Two 500-year floods have now occurred in Houston in the last 14 months. Looking at the broader picture, wildfires in the U.S. have been increasing over the last 20 years, and monetary losses from natural disasters have been steadily increasing. Even closer to home, we recently witnessed the record breaking fires of last fall in North Georgia and North Carolina.
Is this just our bad luck, or is this connected to climate change? I don’t think we can claim that Harvey was caused by climate change, but we can say that the atmosphere in which many natural disasters occur has fundamentally changed. The last three years have been progressively the hottest in recorded history, and the temperature now is over 1 degree C higher than it was 100 years ago. This all coincides with the highest CO2 levels of the last 400,000 years due to the burning of fossil fuels.

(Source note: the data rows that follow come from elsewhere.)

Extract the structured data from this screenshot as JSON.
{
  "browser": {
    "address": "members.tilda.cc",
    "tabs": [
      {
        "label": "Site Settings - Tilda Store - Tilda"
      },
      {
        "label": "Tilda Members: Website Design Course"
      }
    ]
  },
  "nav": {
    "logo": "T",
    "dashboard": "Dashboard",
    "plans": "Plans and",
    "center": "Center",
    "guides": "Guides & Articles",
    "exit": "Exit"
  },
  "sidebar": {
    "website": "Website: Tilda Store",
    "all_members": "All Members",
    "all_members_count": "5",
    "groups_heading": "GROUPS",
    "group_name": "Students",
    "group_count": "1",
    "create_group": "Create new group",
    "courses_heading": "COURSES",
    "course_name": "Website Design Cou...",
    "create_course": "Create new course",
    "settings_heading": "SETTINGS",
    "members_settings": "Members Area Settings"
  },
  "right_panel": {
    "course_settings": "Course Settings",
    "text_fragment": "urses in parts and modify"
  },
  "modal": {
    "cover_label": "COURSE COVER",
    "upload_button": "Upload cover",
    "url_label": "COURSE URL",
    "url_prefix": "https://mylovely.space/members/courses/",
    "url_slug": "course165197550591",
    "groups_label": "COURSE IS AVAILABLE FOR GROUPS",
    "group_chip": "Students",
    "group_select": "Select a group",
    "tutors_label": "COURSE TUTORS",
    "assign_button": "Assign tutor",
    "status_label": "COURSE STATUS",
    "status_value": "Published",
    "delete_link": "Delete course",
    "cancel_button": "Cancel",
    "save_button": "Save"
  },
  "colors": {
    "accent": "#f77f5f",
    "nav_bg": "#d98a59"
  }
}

Warmer air holds more moisture, which causes more intense downpours. Hotter temperatures cause more intense storms, and the temperature in the Gulf of Mexico at the time of Harvey was about 7.2 degrees F above average. Hotter temperatures from climate change also cause more droughts interspersed with intense downpours. It is estimated that for every 1 degree C rise in temperature, we get a 50 percent increase in wildfires.
I hope and pray that we take notice of what is happening with our world, for predictions are that it will only get much worse as temperatures continue to rise. It is not too late. Now that solar and wind energy are more affordable, we can rather quickly switch away from fossil fuels. We now have to have the political will to do so and the courage to make the right moral decision. As evidenced from Harvey, we cannot afford not to act!